**Task requirements:** Since only the words are wanted, reproduce every entry exactly and leave the images behind.

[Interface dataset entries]
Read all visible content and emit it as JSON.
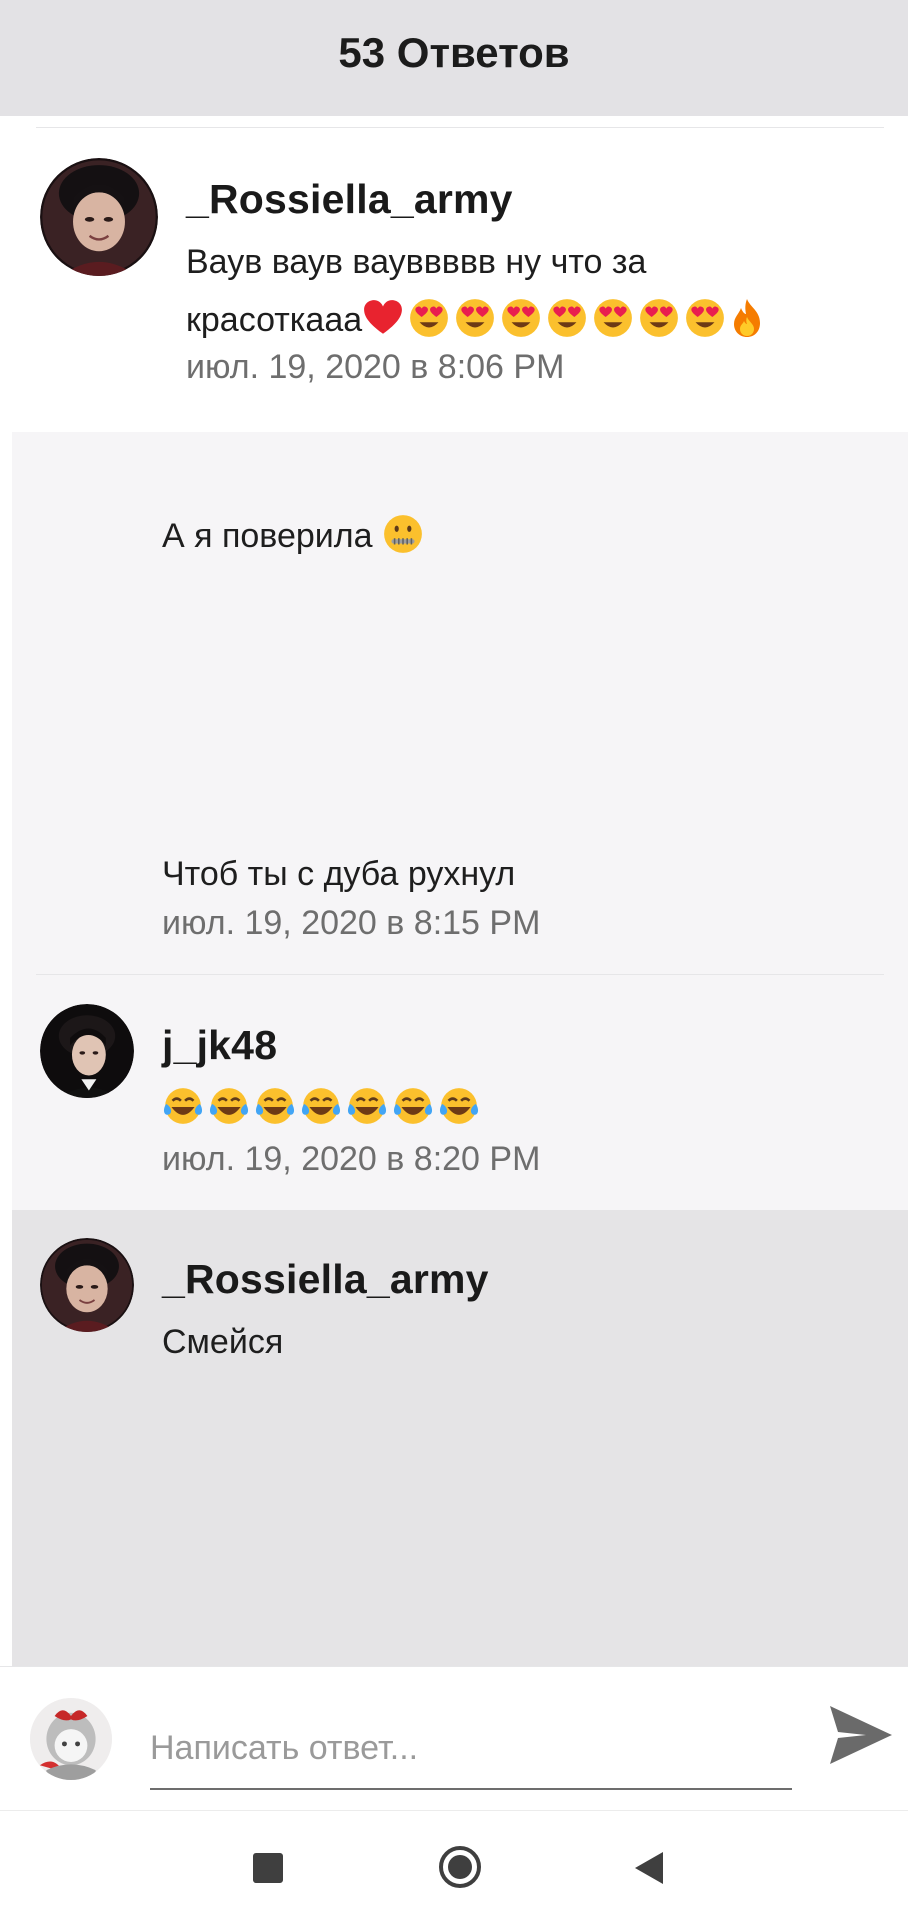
{
  "header": {
    "title": "53 Ответов"
  },
  "comments": [
    {
      "username": "_Rossiella_army",
      "text_line1": "Ваув ваув вауввввв ну что за",
      "text_line2": "красоткааа",
      "timestamp": "июл. 19, 2020 в 8:06 PM"
    },
    {
      "text_line1": "А я поверила",
      "text_line2": "Чтоб ты с  дуба рухнул",
      "timestamp": "июл. 19, 2020 в 8:15 PM"
    },
    {
      "username": "j_jk48",
      "timestamp": "июл. 19, 2020 в 8:20 PM"
    },
    {
      "username": "_Rossiella_army",
      "text": "Смейся"
    }
  ],
  "composer": {
    "placeholder": "Написать ответ..."
  },
  "icons": {
    "heart": "red-heart-icon",
    "heart_eyes": "smiling-face-with-heart-eyes-icon",
    "fire": "fire-icon",
    "zipper": "zipper-mouth-face-icon",
    "joy": "face-with-tears-of-joy-icon",
    "send": "send-icon",
    "nav_recent": "square-icon",
    "nav_home": "circle-icon",
    "nav_back": "triangle-back-icon"
  },
  "colors": {
    "header_bg": "#e3e2e5",
    "highlight_bg": "#e5e4e6",
    "light_bg": "#f6f5f7",
    "timestamp": "#6e6e6e"
  }
}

**Exercise result:**
Read all visible content and emit it as JSON.
{
  "header": {
    "title": "53 Ответов"
  },
  "comments": [
    {
      "username": "_Rossiella_army",
      "text_line1": "Ваув ваув вауввввв ну что за",
      "text_line2": "красоткааа",
      "timestamp": "июл. 19, 2020 в 8:06 PM"
    },
    {
      "text_line1": "А я поверила",
      "text_line2": "Чтоб ты с  дуба рухнул",
      "timestamp": "июл. 19, 2020 в 8:15 PM"
    },
    {
      "username": "j_jk48",
      "timestamp": "июл. 19, 2020 в 8:20 PM"
    },
    {
      "username": "_Rossiella_army",
      "text": "Смейся"
    }
  ],
  "composer": {
    "placeholder": "Написать ответ..."
  },
  "icons": {
    "heart": "red-heart-icon",
    "heart_eyes": "smiling-face-with-heart-eyes-icon",
    "fire": "fire-icon",
    "zipper": "zipper-mouth-face-icon",
    "joy": "face-with-tears-of-joy-icon",
    "send": "send-icon",
    "nav_recent": "square-icon",
    "nav_home": "circle-icon",
    "nav_back": "triangle-back-icon"
  },
  "colors": {
    "header_bg": "#e3e2e5",
    "highlight_bg": "#e5e4e6",
    "light_bg": "#f6f5f7",
    "timestamp": "#6e6e6e"
  }
}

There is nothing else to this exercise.